Wednesday, June 23, 2010

Me? No way!

I did my first Toastmaster's speech today, and it was recorded, so I watched it.  Sure, I've been recorded before.  Tons of times.

No, now that I think about it, not really very much.  A bit here and there, some of the dancing, but not really much in the way of presentations.

As I watched I realized with growing astonishmen that I'm actually a pretty good speaker.  At least this time I was. Funny, clear, charming.  Adorable.


I don't think of myself as adorable.  Me, adorable?

I watched it again, just to be sure.  Yep, that woman there, talking about tango and love, she's - adorable.  No two ways about it.

Me, adorable!  Who would have thought?

Sunday, June 13, 2010


So I bought a bike the other day.  Test rode it and discovered to my annoyance (but, alas, not my surprise) that my bike-riding condition is not what I imagined it to be.  Man, this stuff is hard.  I'm assured by men with big smiles that it'll get easier with time.

When I bought my first bike, it had ten speeds on one side, and two on the other, and I was very confused but pretended to know what I was doing.  Now I'm mature enough to not need to pretend any more.

"So one is the easiest?"


"And if I'm going up a steep hill and it's too hard for me, one ought to do it?"


"And for the other thingie on the other side, one again?"


"And what if that's still too hard?"

He didn't seem to have an answer for that.  Turns out the answer is you walk the bike, and for someone who's walked a 90 pound occasionally resistant dog, walking a thing with wheels and no resistance is no big deal, no matter how steep the hill.

And mostly, I did ride.  One-one a lot of the time, but ride I did.

Thursday, June 10, 2010

The Magic of the Dance

The amazing thing about this dance is what's unspoken: you're talking to someone without words. As you become a better speaker, as you find people who you can talk with more easily and often, and now and then profoundly, the conversation gets more intense, more delicate.

Think about this for a moment: what sorts of conversations do you have with people without words?

So when it works, when two people somehow make this dance work, this non-verbal communication of some fair subtlety, well.  Those are some fine moments.  They can be very affecting.  Intimate.
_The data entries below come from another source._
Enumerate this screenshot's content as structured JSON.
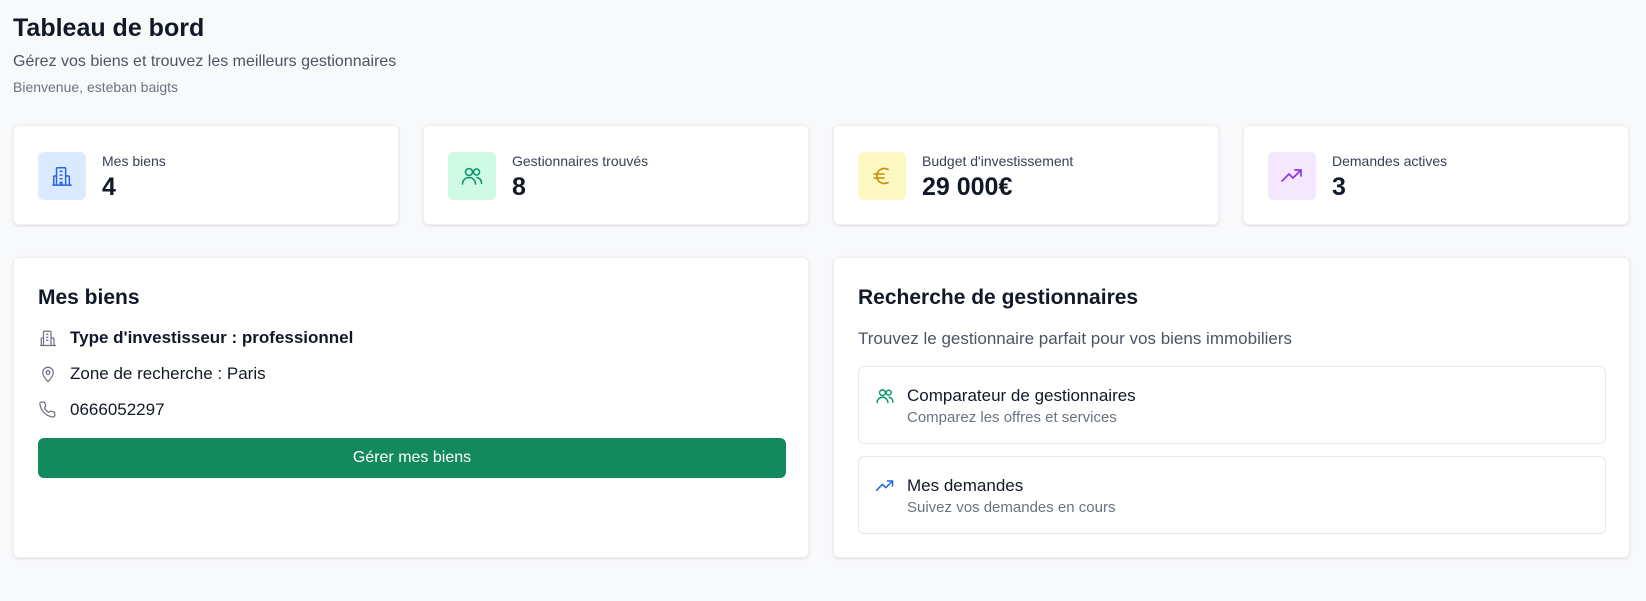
{
  "header": {
    "title": "Tableau de bord",
    "subtitle": "Gérez vos biens et trouvez les meilleurs gestionnaires",
    "welcome": "Bienvenue, esteban baigts"
  },
  "stats": [
    {
      "label": "Mes biens",
      "value": "4",
      "icon": "building-icon",
      "color": "#2563eb",
      "bg": "#dbeafe"
    },
    {
      "label": "Gestionnaires trouvés",
      "value": "8",
      "icon": "users-icon",
      "color": "#059669",
      "bg": "#d1fae5"
    },
    {
      "label": "Budget d'investissement",
      "value": "29 000€",
      "icon": "euro-icon",
      "color": "#ca8a04",
      "bg": "#fef9c3"
    },
    {
      "label": "Demandes actives",
      "value": "3",
      "icon": "trending-up-icon",
      "color": "#9333ea",
      "bg": "#f3e8ff"
    }
  ],
  "properties_panel": {
    "title": "Mes biens",
    "investor_type": "Type d'investisseur : professionnel",
    "search_zone": "Zone de recherche : Paris",
    "phone": "0666052297",
    "manage_button": "Gérer mes biens",
    "button_color": "#128a5e"
  },
  "search_panel": {
    "title": "Recherche de gestionnaires",
    "description": "Trouvez le gestionnaire parfait pour vos biens immobiliers",
    "options": [
      {
        "title": "Comparateur de gestionnaires",
        "description": "Comparez les offres et services",
        "icon": "users-icon",
        "color": "#059669"
      },
      {
        "title": "Mes demandes",
        "description": "Suivez vos demandes en cours",
        "icon": "trending-up-icon",
        "color": "#2563eb"
      }
    ]
  }
}
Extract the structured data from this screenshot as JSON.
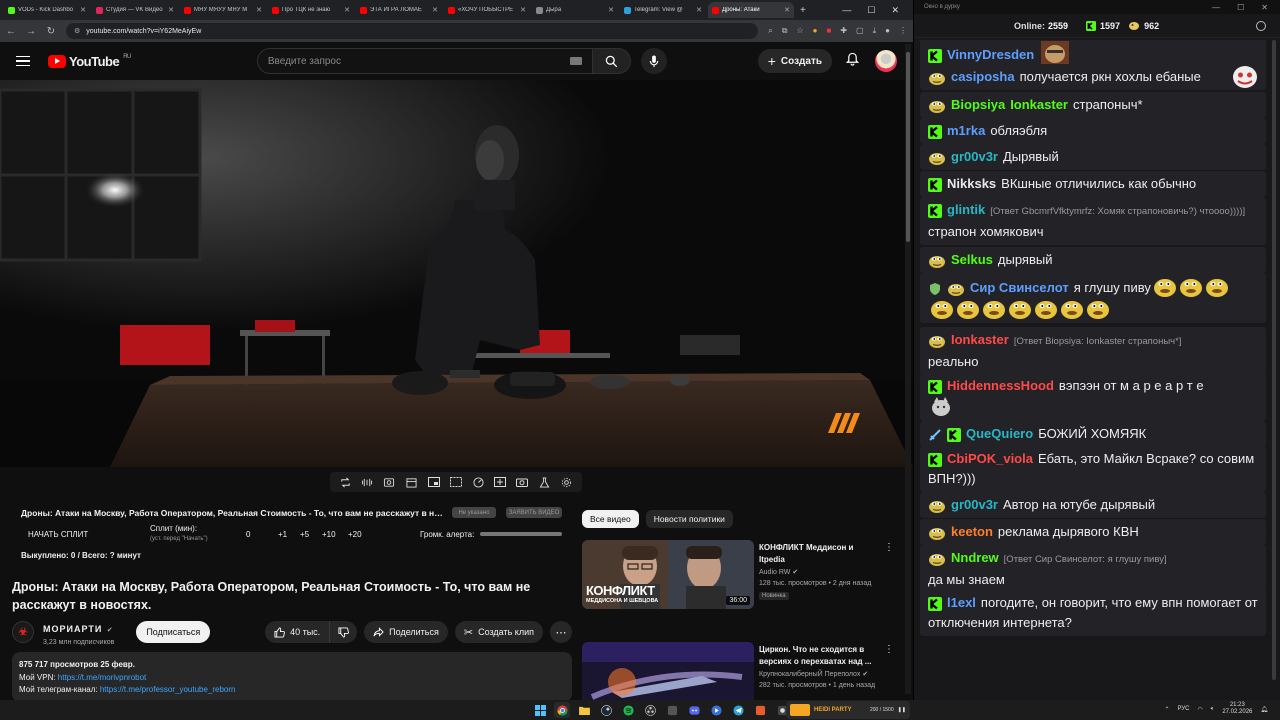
{
  "browser": {
    "tabs": [
      {
        "label": "VODs - Kick Dashbo",
        "color": "#53fc18"
      },
      {
        "label": "Студия — VK Видео",
        "color": "#e0245e"
      },
      {
        "label": "МЯУ МЯУУ МЯУ М",
        "color": "#ff0000"
      },
      {
        "label": "Про ТЦК не знаю",
        "color": "#ff0000"
      },
      {
        "label": "ЭТА ИГРА ЛОМАЕ",
        "color": "#ff0000"
      },
      {
        "label": "«ХОЧУ ПОБЫСТРЕ",
        "color": "#ff0000"
      },
      {
        "label": "Дыра",
        "color": "#888888"
      },
      {
        "label": "Telegram: View @",
        "color": "#2aa1da"
      },
      {
        "label": "Дроны: Атаки",
        "color": "#ff0000"
      }
    ],
    "url": "youtube.com/watch?v=iY62MeAiyEw"
  },
  "youtube": {
    "logo_text": "YouTube",
    "logo_region": "RU",
    "search_placeholder": "Введите запрос",
    "create_label": "Создать"
  },
  "split": {
    "title": "Дроны: Атаки на Москву, Работа Оператором, Реальная Стоимость - То, что вам не расскажут в нов...",
    "pill1": "Не указано",
    "pill2": "ЗАЯВИТЬ ВИДЕО",
    "start_label": "НАЧАТЬ СПЛИТ",
    "split_label": "Сплит (мин):",
    "split_sub": "(уст. перед \"Начать\")",
    "options": [
      "0",
      "+1",
      "+5",
      "+10",
      "+20"
    ],
    "alert_label": "Громк. алерта:",
    "status": "Выкуплено: 0 / Всего: ? минут"
  },
  "video": {
    "title": "Дроны: Атаки на Москву, Работа Оператором, Реальная Стоимость - То, что вам не расскажут в новостях.",
    "channel_name": "МОРИАРТИ",
    "channel_subs": "3,23 млн подписчиков",
    "subscribe_label": "Подписаться",
    "likes": "40 тыс.",
    "share_label": "Поделиться",
    "clip_label": "Создать клип",
    "description": {
      "stats": "875 717 просмотров  25 февр.",
      "vpn_label": "Мой VPN: ",
      "vpn_link": "https://t.me/morivpnrobot",
      "tg_label": "Мой телеграм-канал: ",
      "tg_link": "https://t.me/professor_youtube_reborn"
    }
  },
  "sidebar": {
    "chips": [
      "Все видео",
      "Новости политики"
    ],
    "recs": [
      {
        "title": "КОНФЛИКТ Меддисон и Itpedia",
        "channel": "Audio RW",
        "meta": "128 тыс. просмотров • 2 дня назад",
        "badge": "Новинка",
        "duration": "36:00",
        "thumb_title": "КОНФЛИКТ",
        "thumb_sub": "МЕДДИСОНА И ШЕВЦОВА"
      },
      {
        "title": "Циркон. Что не сходится в версиях о перехватах над ...",
        "channel": "КрупнокалиберныЙ Переполох",
        "meta": "282 тыс. просмотров • 1 день назад"
      }
    ]
  },
  "chat": {
    "window_title": "Окно в дурку",
    "online_label": "Online:",
    "online_count": "2559",
    "kick_count": "1597",
    "other_count": "962",
    "messages": [
      {
        "platform": "kick",
        "user": "VinnyDresden",
        "color": "#5e9eff",
        "text": ""
      },
      {
        "platform": "twitch",
        "user": "casiposha",
        "color": "#5e9eff",
        "text": "получается ркн хохлы ебаные"
      },
      {
        "platform": "twitch",
        "user": "Biopsiya",
        "color": "#53fc18",
        "reply": "Ionkaster",
        "text": "страпоныч*"
      },
      {
        "platform": "kick",
        "user": "m1rka",
        "color": "#5e9eff",
        "text": "обляэбля"
      },
      {
        "platform": "twitch",
        "user": "gr00v3r",
        "color": "#29b6c6",
        "text": "Дырявый"
      },
      {
        "platform": "kick",
        "user": "Nikksks",
        "color": "#e8e8e8",
        "text": "ВКшные отличились как обычно"
      },
      {
        "platform": "kick",
        "user": "glintik",
        "color": "#29b6c6",
        "reply": "[Ответ GbcmrfVfktymrfz: Хомяк страпоновичь?) чтоооо))))]",
        "text": "страпон хомякович"
      },
      {
        "platform": "twitch",
        "user": "Selkus",
        "color": "#53fc18",
        "text": "дырявый"
      },
      {
        "platform": "twitch",
        "user": "Сир Свинселот",
        "color": "#5e9eff",
        "text": "я глушу пиву"
      },
      {
        "platform": "twitch",
        "user": "Ionkaster",
        "color": "#ff4a4a",
        "reply": "[Ответ Biopsiya: Ionkaster страпоныч*]",
        "text": "реально"
      },
      {
        "platform": "kick",
        "user": "HiddennessHood",
        "color": "#ff4a4a",
        "text": "вэпээн от м а р е а р т е"
      },
      {
        "platform": "kick",
        "user": "QueQuiero",
        "color": "#29b6c6",
        "text": "БОЖИЙ ХОМЯЯК"
      },
      {
        "platform": "kick",
        "user": "CbiPOK_viola",
        "color": "#ff4a4a",
        "text": "Ебать, это Майкл Всраке? со совим ВПН?)))"
      },
      {
        "platform": "twitch",
        "user": "gr00v3r",
        "color": "#29b6c6",
        "text": "Автор на ютубе дырявый"
      },
      {
        "platform": "twitch",
        "user": "keeton",
        "color": "#ff7f2a",
        "text": "реклама дырявого КВН"
      },
      {
        "platform": "twitch",
        "user": "Nndrew",
        "color": "#53fc18",
        "reply": "[Ответ Сир Свинселот: я глушу пиву]",
        "text": "да мы знаем"
      },
      {
        "platform": "kick",
        "user": "l1exl",
        "color": "#5e9eff",
        "text": "погодите, он говорит, что ему впн помогает от отключения интернета?"
      }
    ]
  },
  "taskbar": {
    "lang": "РУС",
    "time": "21:23",
    "date": "27.02.2026",
    "media_text": "HEIDI PARTY",
    "media_count": "200 / 1500"
  }
}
Tonight I met a stranger, and with barely two words spoken between us, we stepped onto the floor and we danced. From the first movement I knew it was something special.  Uncommonly smooth, slow. Velvety. As the music gathered itself and leapt, luxuriated, and wound around, I remembered why I do this insanely hard dance, with all its frustrations and agonies.  For a few dances, I felt the grace and rightness of the world.  It was a bit like being in love.

But this fellow who was a stranger before we danced and was something else after was no more to be held onto than a rainbow. So we exchanged a smile, a thank-you, and we both went on to our next partners. That's how it goes.  The moments are what you get.

And for a few glorious moments last night, it all came together. For a few moments last night, the birds sang, the flowers bloomed, and I Danced.

Wednesday, June 2, 2010

That Oil Spill Thing

How about that Oil Spill, eh?  Sure is big.


Yeah, I was angry. Outraged. Then I was incredulous.  Then I was angry again.  Pissed.

And then, somehow, I stopped thinking about it. At least until the news came on again, and then - angry, outraged, incredulous.  Then I stopped thinking about it.  Why?

It's just too big, and I'm just too small.  My fantasies about stuffing BP execs down the hole to see if their big [egos / capatalist short-sighted stupidity / asses - pick your fave] might plug it notwithstanding, there's just nothing I can do.

Nothing I can do about what could be the biggest environmental disaster of our time. If I think about it, I'll feel - sick. Scared. Angry. Outraged.